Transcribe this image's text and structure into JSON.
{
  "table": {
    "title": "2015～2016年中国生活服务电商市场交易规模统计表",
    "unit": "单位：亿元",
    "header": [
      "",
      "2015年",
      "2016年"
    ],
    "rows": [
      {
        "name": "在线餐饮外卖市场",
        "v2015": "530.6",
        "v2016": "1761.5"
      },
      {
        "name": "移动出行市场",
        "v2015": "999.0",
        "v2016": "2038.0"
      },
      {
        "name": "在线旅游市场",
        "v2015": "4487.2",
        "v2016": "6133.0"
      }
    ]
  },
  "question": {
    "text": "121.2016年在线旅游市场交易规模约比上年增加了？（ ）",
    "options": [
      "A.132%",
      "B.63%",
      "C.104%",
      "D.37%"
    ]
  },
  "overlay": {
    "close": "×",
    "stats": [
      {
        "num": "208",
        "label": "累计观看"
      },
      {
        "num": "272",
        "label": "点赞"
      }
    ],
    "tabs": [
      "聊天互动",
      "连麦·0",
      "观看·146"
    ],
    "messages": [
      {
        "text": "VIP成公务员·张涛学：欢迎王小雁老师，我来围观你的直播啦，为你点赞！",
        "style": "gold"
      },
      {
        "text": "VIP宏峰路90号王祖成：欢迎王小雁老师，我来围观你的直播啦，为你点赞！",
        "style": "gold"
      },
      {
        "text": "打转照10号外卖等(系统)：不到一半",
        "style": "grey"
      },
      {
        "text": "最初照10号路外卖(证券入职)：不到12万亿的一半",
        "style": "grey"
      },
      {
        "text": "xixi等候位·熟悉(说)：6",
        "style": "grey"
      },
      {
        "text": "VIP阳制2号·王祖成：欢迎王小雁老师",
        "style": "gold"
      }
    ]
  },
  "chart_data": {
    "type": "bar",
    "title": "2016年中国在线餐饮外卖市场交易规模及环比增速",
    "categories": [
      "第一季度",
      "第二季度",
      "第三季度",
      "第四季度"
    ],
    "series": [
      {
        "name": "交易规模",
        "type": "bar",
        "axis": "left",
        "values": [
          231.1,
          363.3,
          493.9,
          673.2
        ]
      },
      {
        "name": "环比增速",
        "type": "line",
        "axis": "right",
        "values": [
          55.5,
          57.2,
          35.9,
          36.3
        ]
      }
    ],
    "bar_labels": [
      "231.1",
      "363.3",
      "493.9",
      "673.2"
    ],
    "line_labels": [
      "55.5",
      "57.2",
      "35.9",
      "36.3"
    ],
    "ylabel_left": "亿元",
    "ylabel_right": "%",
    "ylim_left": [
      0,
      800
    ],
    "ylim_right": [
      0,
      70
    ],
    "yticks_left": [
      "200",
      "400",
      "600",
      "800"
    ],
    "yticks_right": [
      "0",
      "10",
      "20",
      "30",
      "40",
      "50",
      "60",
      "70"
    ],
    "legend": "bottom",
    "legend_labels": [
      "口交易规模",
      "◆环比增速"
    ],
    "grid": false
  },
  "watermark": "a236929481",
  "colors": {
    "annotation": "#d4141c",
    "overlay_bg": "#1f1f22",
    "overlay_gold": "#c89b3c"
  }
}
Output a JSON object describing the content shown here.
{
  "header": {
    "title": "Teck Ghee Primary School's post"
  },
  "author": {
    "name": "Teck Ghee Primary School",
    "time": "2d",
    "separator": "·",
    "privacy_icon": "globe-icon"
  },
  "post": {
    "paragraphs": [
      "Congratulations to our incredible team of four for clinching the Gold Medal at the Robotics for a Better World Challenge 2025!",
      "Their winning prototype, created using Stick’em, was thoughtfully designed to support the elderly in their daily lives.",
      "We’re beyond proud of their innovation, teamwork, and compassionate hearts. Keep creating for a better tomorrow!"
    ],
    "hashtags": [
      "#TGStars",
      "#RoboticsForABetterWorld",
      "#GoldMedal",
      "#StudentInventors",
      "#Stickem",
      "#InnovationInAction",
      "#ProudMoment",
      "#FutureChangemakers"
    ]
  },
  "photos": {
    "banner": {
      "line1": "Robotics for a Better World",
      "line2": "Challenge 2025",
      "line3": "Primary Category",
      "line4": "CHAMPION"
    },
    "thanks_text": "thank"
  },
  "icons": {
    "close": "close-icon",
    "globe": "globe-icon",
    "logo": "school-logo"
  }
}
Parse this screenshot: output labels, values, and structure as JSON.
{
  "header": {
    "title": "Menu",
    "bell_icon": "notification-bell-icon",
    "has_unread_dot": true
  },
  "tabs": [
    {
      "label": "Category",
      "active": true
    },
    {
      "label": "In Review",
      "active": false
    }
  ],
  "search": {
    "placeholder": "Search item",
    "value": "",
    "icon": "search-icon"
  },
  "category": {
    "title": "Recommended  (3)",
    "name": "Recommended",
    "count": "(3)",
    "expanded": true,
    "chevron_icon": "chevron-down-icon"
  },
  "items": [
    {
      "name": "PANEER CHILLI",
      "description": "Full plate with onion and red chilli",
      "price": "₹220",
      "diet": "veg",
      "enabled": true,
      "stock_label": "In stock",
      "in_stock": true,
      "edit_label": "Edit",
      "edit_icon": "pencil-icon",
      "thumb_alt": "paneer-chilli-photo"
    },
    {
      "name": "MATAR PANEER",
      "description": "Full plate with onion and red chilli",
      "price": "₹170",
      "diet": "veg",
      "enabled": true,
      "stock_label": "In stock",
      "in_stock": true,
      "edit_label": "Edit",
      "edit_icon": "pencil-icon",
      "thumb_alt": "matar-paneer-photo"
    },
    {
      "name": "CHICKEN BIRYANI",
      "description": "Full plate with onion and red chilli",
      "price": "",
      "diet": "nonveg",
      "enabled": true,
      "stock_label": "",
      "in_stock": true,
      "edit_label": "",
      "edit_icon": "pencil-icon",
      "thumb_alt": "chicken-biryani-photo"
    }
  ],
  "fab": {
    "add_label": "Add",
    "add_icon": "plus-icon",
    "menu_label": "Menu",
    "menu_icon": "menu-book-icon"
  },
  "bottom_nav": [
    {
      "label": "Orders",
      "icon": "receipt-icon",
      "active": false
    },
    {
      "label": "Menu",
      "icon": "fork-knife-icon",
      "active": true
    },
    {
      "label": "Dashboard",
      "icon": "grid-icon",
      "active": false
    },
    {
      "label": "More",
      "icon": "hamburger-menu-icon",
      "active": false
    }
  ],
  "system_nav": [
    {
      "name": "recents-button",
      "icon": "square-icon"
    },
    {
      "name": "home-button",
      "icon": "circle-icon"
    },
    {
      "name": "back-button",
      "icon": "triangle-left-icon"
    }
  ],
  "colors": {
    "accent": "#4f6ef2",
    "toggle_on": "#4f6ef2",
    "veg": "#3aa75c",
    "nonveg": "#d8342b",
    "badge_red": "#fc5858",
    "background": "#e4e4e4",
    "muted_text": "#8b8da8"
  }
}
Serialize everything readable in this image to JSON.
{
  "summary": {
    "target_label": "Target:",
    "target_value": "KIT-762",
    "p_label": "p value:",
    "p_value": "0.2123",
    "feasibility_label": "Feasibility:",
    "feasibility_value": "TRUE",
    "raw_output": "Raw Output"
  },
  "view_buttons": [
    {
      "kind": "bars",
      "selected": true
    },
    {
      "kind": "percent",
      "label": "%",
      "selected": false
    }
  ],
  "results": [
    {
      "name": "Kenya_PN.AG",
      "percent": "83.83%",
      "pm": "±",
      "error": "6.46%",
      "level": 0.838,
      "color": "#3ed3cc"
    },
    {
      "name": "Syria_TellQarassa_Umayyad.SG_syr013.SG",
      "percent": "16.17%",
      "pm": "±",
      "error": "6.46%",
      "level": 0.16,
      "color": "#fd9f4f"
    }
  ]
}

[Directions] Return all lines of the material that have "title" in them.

[Solution to this task]
    "title": "2015～2016年中国生活服务电商市场交易规模统计表",
    "title": "2016年中国在线餐饮外卖市场交易规模及环比增速",
    "title": "Teck Ghee Primary School's post"
    "title": "Menu",
    "title": "Recommended  (3)",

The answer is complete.